Can we look and see if this "me" is really here? Let us listen to the stories we tell ourselves and each other, and notice how a single thought can generate feelings of depression, elation, anxiety or bliss. This is immense work, to sit with all the feelings, to explore, listen, discover what's here. Not once and for all, but this moment. And this moment. And this moment. This work is to see the awesome power of our habitual reflexive tendencies, and to discover that in this moment, in open listening, they do not have to continue.

Disengaging from the Ego

(by unknown)

In the beginning, just try for a few moments to live without any 'I'. You are digging a hole in the earth in the garden; just dig the hole, just become the digging, and forget that "I" am doing it. Let the doer evaporate. You will perspire in the sun, and there will be no doer, and the digging will continue. And you will be surprised how divine life is if the ego can disappear even for a single moment. Taking a shower, just let the water fall on you, but don't be there as an 'I'. Relax, forget the 'I', and you will be surprised. The shower is not only cooling your body, it cools your innermost core too.

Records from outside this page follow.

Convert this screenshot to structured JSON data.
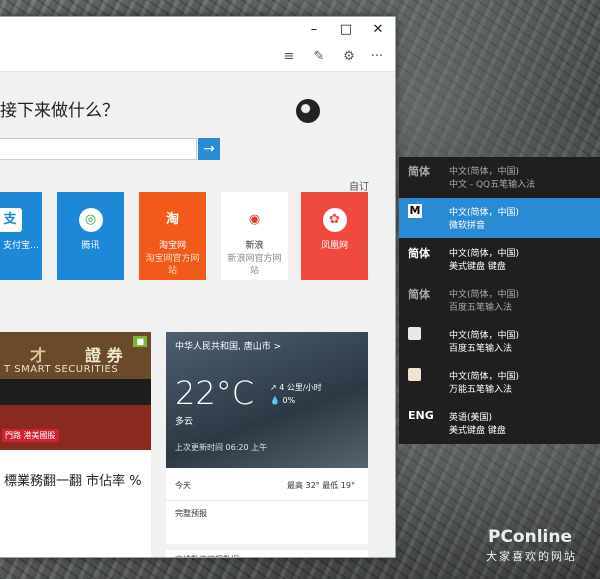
{
  "colors": {
    "accent": "#2a8ad4",
    "ime_bg": "#1f1f1f",
    "tile_blue": "#1e88d8",
    "tile_orange": "#f25a1c",
    "tile_red": "#f04a3e"
  },
  "window": {
    "controls": {
      "minimize": "–",
      "maximize": "□",
      "close": "✕"
    },
    "toolbar_icons": [
      "hub-icon",
      "note-icon",
      "share-icon",
      "more-icon"
    ]
  },
  "newtab": {
    "question": "接下来做什么？",
    "search_placeholder": "",
    "pin_label": "自订",
    "tiles": [
      {
        "label": "支付宝…",
        "sub": "",
        "icon": "alipay-icon"
      },
      {
        "label": "腾讯",
        "sub": "",
        "icon": "qq-icon"
      },
      {
        "label": "淘宝网",
        "sub": "淘宝网官方网站",
        "icon": "taobao-icon"
      },
      {
        "label": "新浪",
        "sub": "新浪网官方网站",
        "icon": "weibo-icon"
      },
      {
        "label": "凤凰网",
        "sub": "",
        "icon": "ifeng-icon"
      }
    ]
  },
  "news": {
    "photo_sign_1": "才",
    "photo_sign_2": "證 券",
    "photo_sign_en": "T SMART SECURITIES",
    "photo_badge": "",
    "photo_caption": "門路 港美國股",
    "headline": "標業務翻一翻 市佔率 %"
  },
  "weather": {
    "location": "中华人民共和国, 唐山市 >",
    "temperature": "22°C",
    "condition": "多云",
    "wind": "4 公里/小时",
    "rain": "0%",
    "updated": "上次更新时间 06:20 上午",
    "today_label": "今天",
    "today_detail": "最高 32° 最低 19°",
    "full_forecast": "完整预报",
    "more_label": "高维数值可视数据 >"
  },
  "ime": {
    "items": [
      {
        "icon": "简体",
        "line1": "中文(简体，中国)",
        "line2": "中文 - QQ五笔输入法",
        "selected": false,
        "dim": true
      },
      {
        "icon": "M",
        "line1": "中文(简体，中国)",
        "line2": "微软拼音",
        "selected": true,
        "dim": false
      },
      {
        "icon": "简体",
        "line1": "中文(简体，中国)",
        "line2": "美式键盘 键盘",
        "selected": false,
        "dim": false
      },
      {
        "icon": "简体",
        "line1": "中文(简体，中国)",
        "line2": "百度五笔输入法",
        "selected": false,
        "dim": true
      },
      {
        "icon": "",
        "line1": "中文(简体，中国)",
        "line2": "百度五笔输入法",
        "selected": false,
        "dim": false
      },
      {
        "icon": "",
        "line1": "中文(简体，中国)",
        "line2": "万能五笔输入法",
        "selected": false,
        "dim": false
      },
      {
        "icon": "ENG",
        "line1": "英语(美国)",
        "line2": "美式键盘 键盘",
        "selected": false,
        "dim": false
      }
    ]
  },
  "watermark": {
    "brand": "PConline",
    "sub": "大家喜欢的网站"
  }
}
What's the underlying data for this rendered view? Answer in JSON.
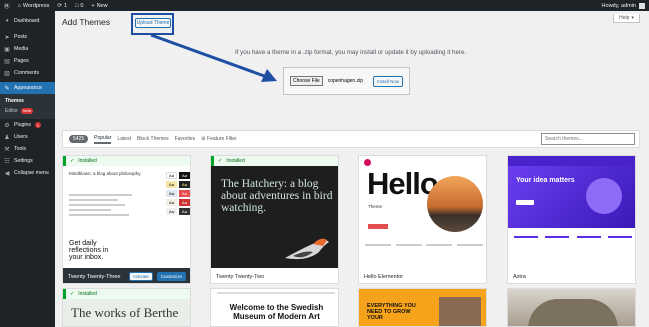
{
  "admin_bar": {
    "site_name": "Wordpress",
    "updates_count": "1",
    "comments_count": "0",
    "new_label": "New",
    "greeting": "Howdy, admin"
  },
  "sidebar": {
    "items": [
      {
        "label": "Dashboard",
        "icon": "dashboard-icon"
      },
      {
        "label": "Posts",
        "icon": "pin-icon"
      },
      {
        "label": "Media",
        "icon": "media-icon"
      },
      {
        "label": "Pages",
        "icon": "page-icon"
      },
      {
        "label": "Comments",
        "icon": "comment-icon"
      },
      {
        "label": "Appearance",
        "icon": "brush-icon"
      },
      {
        "label": "Plugins",
        "icon": "plugin-icon",
        "badge": "1"
      },
      {
        "label": "Users",
        "icon": "user-icon"
      },
      {
        "label": "Tools",
        "icon": "wrench-icon"
      },
      {
        "label": "Settings",
        "icon": "settings-icon"
      },
      {
        "label": "Collapse menu",
        "icon": "collapse-icon"
      }
    ],
    "submenu": [
      {
        "label": "Themes"
      },
      {
        "label": "Editor",
        "badge": "beta"
      }
    ]
  },
  "header": {
    "title": "Add Themes",
    "upload_button": "Upload Theme",
    "help": "Help"
  },
  "upload": {
    "description": "If you have a theme in a .zip format, you may install or update it by uploading it here.",
    "choose_file": "Choose File",
    "file_name": "copenhagen.zip",
    "install_button": "Install Now"
  },
  "filter": {
    "count": "5425",
    "tabs": [
      "Popular",
      "Latest",
      "Block Themes",
      "Favorites"
    ],
    "feature_filter": "Feature Filter",
    "search_placeholder": "Search themes..."
  },
  "themes": [
    {
      "name": "Twenty Twenty-Three",
      "installed_label": "Installed",
      "activate": "Activate",
      "customize": "Customize",
      "preview_heading": "Mindblown: a blog about philosophy.",
      "preview_big": "Get daily reflections in your inbox."
    },
    {
      "name": "Twenty Twenty-Two",
      "installed_label": "Installed",
      "preview_text": "The Hatchery: a blog about adventures in bird watching."
    },
    {
      "name": "Hello Elementor",
      "preview_text": "Hello",
      "preview_sub": "Theme"
    },
    {
      "name": "Astra",
      "preview_text": "Your idea matters"
    }
  ],
  "themes_row2": [
    {
      "installed_label": "Installed",
      "preview_text": "The works of Berthe"
    },
    {
      "preview_text": "Welcome to the Swedish Museum of Modern Art"
    },
    {
      "preview_text": "EVERYTHING YOU NEED TO GROW YOUR"
    },
    {
      "preview_text": ""
    }
  ],
  "colors": {
    "admin_dark": "#1d2327",
    "accent": "#2271b1",
    "highlight": "#1f4fa3",
    "installed_green": "#00a32a"
  }
}
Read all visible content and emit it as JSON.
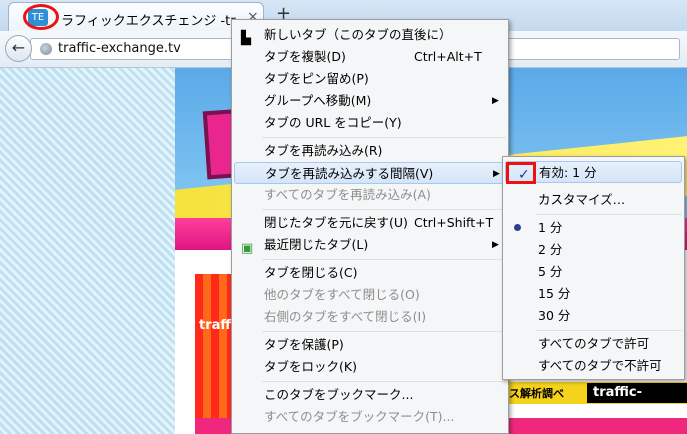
{
  "tab": {
    "title": "ラフィックエクスチェンジ -tr...",
    "close": "×",
    "new_tab": "+",
    "favicon": "TE"
  },
  "nav": {
    "back": "←",
    "url": "traffic-exchange.tv"
  },
  "site": {
    "promo_text": "traff サー",
    "analysis_label": "ス解析調べ",
    "exchange_link": "traffic-exchang"
  },
  "context_menu": {
    "items": [
      {
        "label": "新しいタブ（このタブの直後に）",
        "shortcut": "",
        "icon": "new-tab-icon",
        "disabled": false
      },
      {
        "label": "タブを複製(D)",
        "shortcut": "Ctrl+Alt+T",
        "disabled": false
      },
      {
        "label": "タブをピン留め(P)",
        "shortcut": "",
        "disabled": false
      },
      {
        "label": "グループへ移動(M)",
        "shortcut": "",
        "submenu": true,
        "disabled": false
      },
      {
        "label": "タブの URL をコピー(Y)",
        "shortcut": "",
        "disabled": false
      },
      {
        "label": "タブを再読み込み(R)",
        "shortcut": "",
        "disabled": false
      },
      {
        "label": "タブを再読み込みする間隔(V)",
        "shortcut": "",
        "submenu": true,
        "disabled": false
      },
      {
        "label": "すべてのタブを再読み込み(A)",
        "shortcut": "",
        "disabled": true
      },
      {
        "label": "閉じたタブを元に戻す(U)",
        "shortcut": "Ctrl+Shift+T",
        "disabled": false
      },
      {
        "label": "最近閉じたタブ(L)",
        "shortcut": "",
        "submenu": true,
        "icon": "recent-closed-icon",
        "disabled": false
      },
      {
        "label": "タブを閉じる(C)",
        "shortcut": "",
        "disabled": false
      },
      {
        "label": "他のタブをすべて閉じる(O)",
        "shortcut": "",
        "disabled": true
      },
      {
        "label": "右側のタブをすべて閉じる(I)",
        "shortcut": "",
        "disabled": true
      },
      {
        "label": "タブを保護(P)",
        "shortcut": "",
        "disabled": false
      },
      {
        "label": "タブをロック(K)",
        "shortcut": "",
        "disabled": false
      },
      {
        "label": "このタブをブックマーク...",
        "shortcut": "",
        "disabled": false
      },
      {
        "label": "すべてのタブをブックマーク(T)...",
        "shortcut": "",
        "disabled": true
      }
    ],
    "submenu_arrow": "▶"
  },
  "reload_submenu": {
    "items": [
      {
        "label": "有効: 1 分",
        "checked": true
      },
      {
        "label": "カスタマイズ…"
      },
      {
        "label": "1 分",
        "selected": true
      },
      {
        "label": "2 分"
      },
      {
        "label": "5 分"
      },
      {
        "label": "15 分"
      },
      {
        "label": "30 分"
      },
      {
        "label": "すべてのタブで許可"
      },
      {
        "label": "すべてのタブで不許可"
      }
    ],
    "check_mark": "✓"
  },
  "colors": {
    "highlight_red": "#e11111",
    "menu_bg": "#f5f6f7",
    "hover_blue": "#d5e5f8"
  }
}
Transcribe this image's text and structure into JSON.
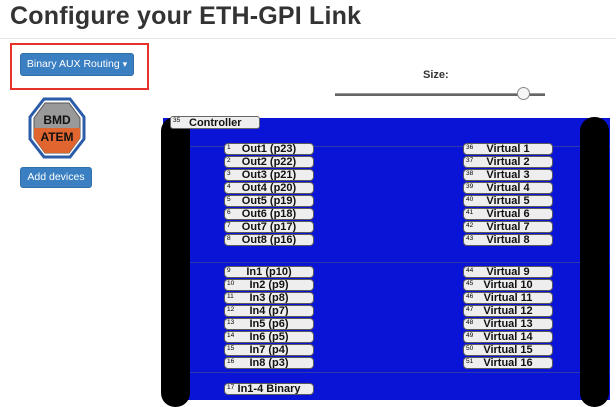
{
  "page": {
    "title": "Configure your ETH-GPI Link"
  },
  "routing_button": {
    "label": "Binary AUX Routing",
    "caret": "▾"
  },
  "device": {
    "line1": "BMD",
    "line2": "ATEM",
    "icon": "bmd-atem-device-icon"
  },
  "add_devices_button": {
    "label": "Add devices"
  },
  "size_slider": {
    "label": "Size:",
    "value": 0.9
  },
  "controller": {
    "number": "35",
    "label": "Controller"
  },
  "left_pins": [
    {
      "num": "1",
      "label": "Out1 (p23)"
    },
    {
      "num": "2",
      "label": "Out2 (p22)"
    },
    {
      "num": "3",
      "label": "Out3 (p21)"
    },
    {
      "num": "4",
      "label": "Out4 (p20)"
    },
    {
      "num": "5",
      "label": "Out5 (p19)"
    },
    {
      "num": "6",
      "label": "Out6 (p18)"
    },
    {
      "num": "7",
      "label": "Out7 (p17)"
    },
    {
      "num": "8",
      "label": "Out8 (p16)"
    },
    {
      "num": "9",
      "label": "In1 (p10)"
    },
    {
      "num": "10",
      "label": "In2 (p9)"
    },
    {
      "num": "11",
      "label": "In3 (p8)"
    },
    {
      "num": "12",
      "label": "In4 (p7)"
    },
    {
      "num": "13",
      "label": "In5 (p6)"
    },
    {
      "num": "14",
      "label": "In6 (p5)"
    },
    {
      "num": "15",
      "label": "In7 (p4)"
    },
    {
      "num": "16",
      "label": "In8 (p3)"
    },
    {
      "num": "17",
      "label": "In1-4 Binary"
    }
  ],
  "right_pins": [
    {
      "num": "36",
      "label": "Virtual 1"
    },
    {
      "num": "37",
      "label": "Virtual 2"
    },
    {
      "num": "38",
      "label": "Virtual 3"
    },
    {
      "num": "39",
      "label": "Virtual 4"
    },
    {
      "num": "40",
      "label": "Virtual 5"
    },
    {
      "num": "41",
      "label": "Virtual 6"
    },
    {
      "num": "42",
      "label": "Virtual 7"
    },
    {
      "num": "43",
      "label": "Virtual 8"
    },
    {
      "num": "44",
      "label": "Virtual 9"
    },
    {
      "num": "45",
      "label": "Virtual 10"
    },
    {
      "num": "46",
      "label": "Virtual 11"
    },
    {
      "num": "47",
      "label": "Virtual 12"
    },
    {
      "num": "48",
      "label": "Virtual 13"
    },
    {
      "num": "49",
      "label": "Virtual 14"
    },
    {
      "num": "50",
      "label": "Virtual 15"
    },
    {
      "num": "51",
      "label": "Virtual 16"
    }
  ],
  "colors": {
    "panel": "#0a14d6",
    "button": "#3a7fc2",
    "highlight": "#e8312a",
    "device_orange": "#e0652e"
  }
}
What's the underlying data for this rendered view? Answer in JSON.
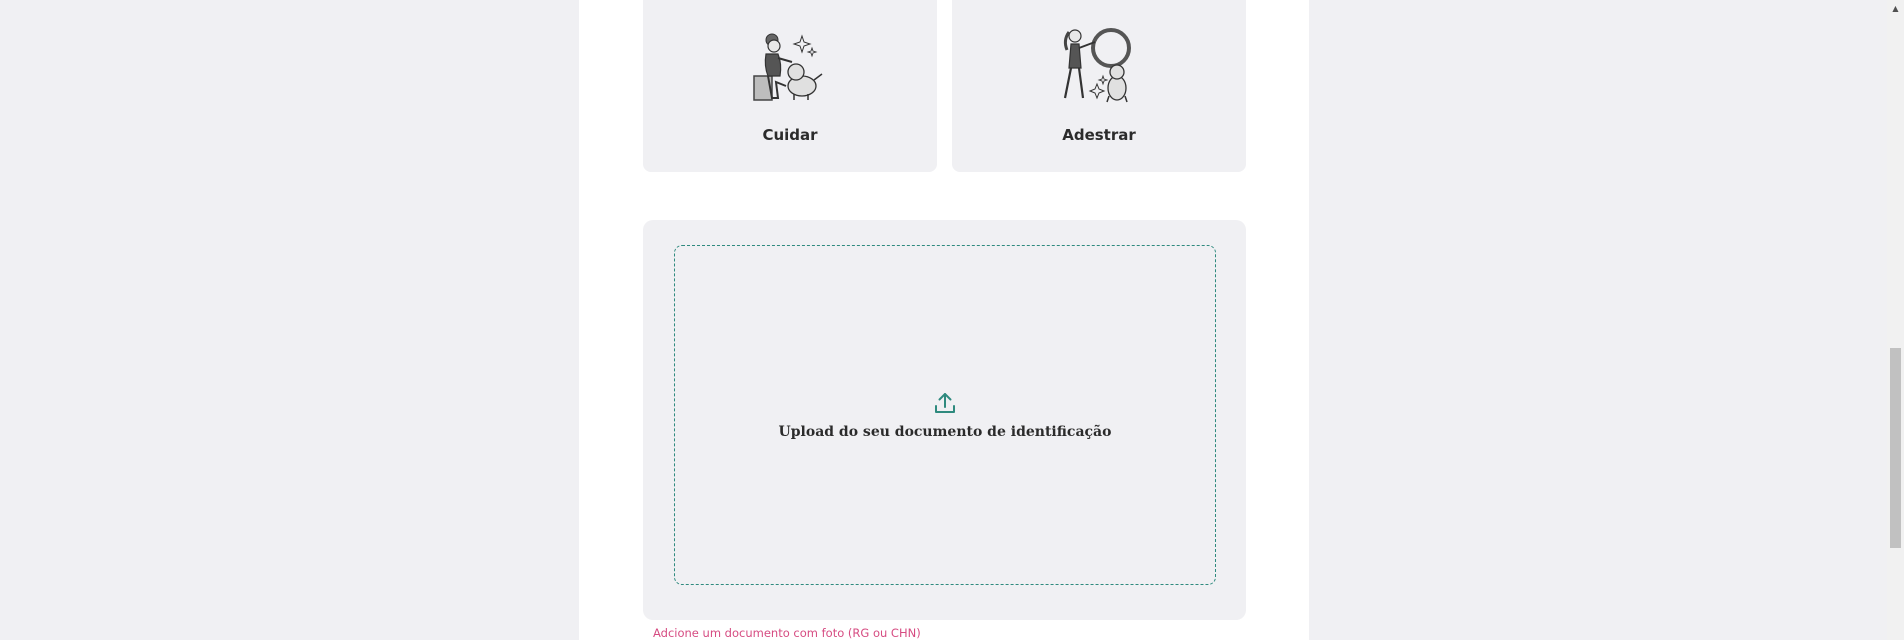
{
  "services": [
    {
      "label": "Cuidar",
      "icon": "person-petting-dog-illustration"
    },
    {
      "label": "Adestrar",
      "icon": "person-training-dog-with-hoop-illustration"
    }
  ],
  "upload": {
    "label": "Upload do seu documento de identificação",
    "icon": "upload-icon",
    "helper_text": "Adcione um documento com foto (RG ou CHN)"
  },
  "colors": {
    "background": "#f0f0f3",
    "card": "#f0f0f3",
    "accent": "#2f8a7e",
    "helper": "#d64c82",
    "text": "#2b2b2b"
  },
  "scrollbar": {
    "up_arrow": "▲"
  }
}
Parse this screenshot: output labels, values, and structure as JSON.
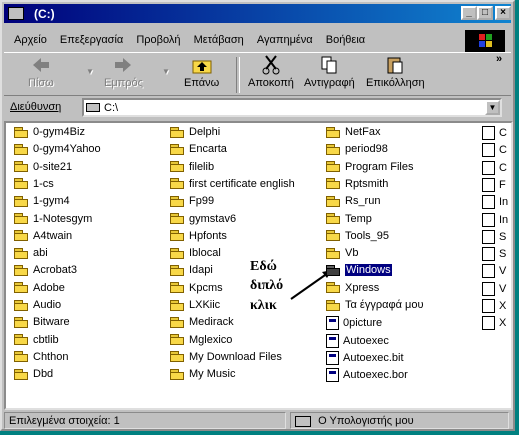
{
  "window": {
    "title": "(C:)"
  },
  "title_buttons": {
    "minimize": "_",
    "maximize": "□",
    "close": "×"
  },
  "menu": [
    "Αρχείο",
    "Επεξεργασία",
    "Προβολή",
    "Μετάβαση",
    "Αγαπημένα",
    "Βοήθεια"
  ],
  "toolbar": {
    "back": "Πίσω",
    "forward": "Εμπρός",
    "up": "Επάνω",
    "cut": "Αποκοπή",
    "copy": "Αντιγραφή",
    "paste": "Επικόλληση",
    "more": "»"
  },
  "address": {
    "label": "Διεύθυνση",
    "value": "C:\\"
  },
  "columns": [
    [
      "0-gym4Biz",
      "0-gym4Yahoo",
      "0-site21",
      "1-cs",
      "1-gym4",
      "1-Notesgym",
      "A4twain",
      "abi",
      "Acrobat3",
      "Adobe",
      "Audio",
      "Bitware",
      "cbtlib",
      "Chthon",
      "Dbd"
    ],
    [
      "Delphi",
      "Encarta",
      "filelib",
      "first certificate english",
      "Fp99",
      "gymstav6",
      "Hpfonts",
      "Iblocal",
      "Idapi",
      "Kpcms",
      "LXKiic",
      "Medirack",
      "Mglexico",
      "My Download Files",
      "My Music"
    ],
    [
      "NetFax",
      "period98",
      "Program Files",
      "Rptsmith",
      "Rs_run",
      "Temp",
      "Tools_95",
      "Vb",
      "Windows",
      "Xpress",
      "Τα έγγραφά μου",
      "0picture",
      "Autoexec",
      "Autoexec.bit",
      "Autoexec.bor"
    ]
  ],
  "col4": [
    "C",
    "C",
    "C",
    "F",
    "In",
    "In",
    "S",
    "S",
    "V",
    "V",
    "X",
    "X"
  ],
  "selected": "Windows",
  "annotation": [
    "Εδώ",
    "διπλό",
    "κλικ"
  ],
  "status": {
    "left": "Επιλεγμένα στοιχεία: 1",
    "right": "Ο Υπολογιστής μου"
  },
  "colors": {
    "title_bar": "#000080",
    "selection": "#000080",
    "face": "#c0c0c0"
  }
}
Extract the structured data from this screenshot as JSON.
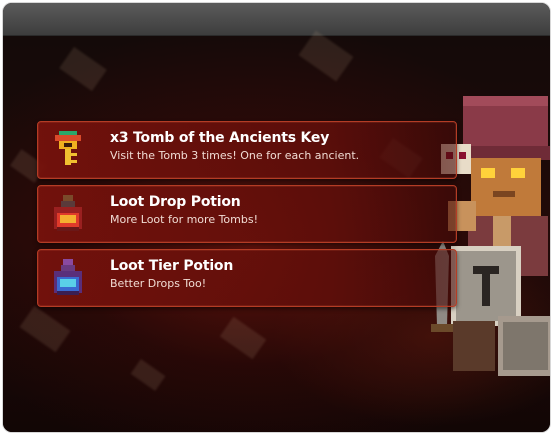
{
  "rewards": [
    {
      "title": "x3 Tomb of the Ancients Key",
      "description": "Visit the Tomb 3 times! One for each ancient.",
      "icon": "key-icon"
    },
    {
      "title": "Loot Drop Potion",
      "description": "More Loot for more Tombs!",
      "icon": "red-potion-icon"
    },
    {
      "title": "Loot Tier Potion",
      "description": "Better Drops Too!",
      "icon": "blue-potion-icon"
    }
  ],
  "colors": {
    "card_border": "#b43c25",
    "card_bg": "#780f0c",
    "title_text": "#ffffff",
    "desc_text": "#f1dcd4"
  }
}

If you search, you will find so many moments in ordinary life every day when the ego can be put aside. And the joy is so great that once you have tasted it you can do it again and again. And slowly, slowly you become capable of putting it aside, unless it is absolutely necessary. And then that day of blessing also comes when you know it is not necessary at all. You say the final goodbye to it. That is your real being. Not to be is to be for the first time.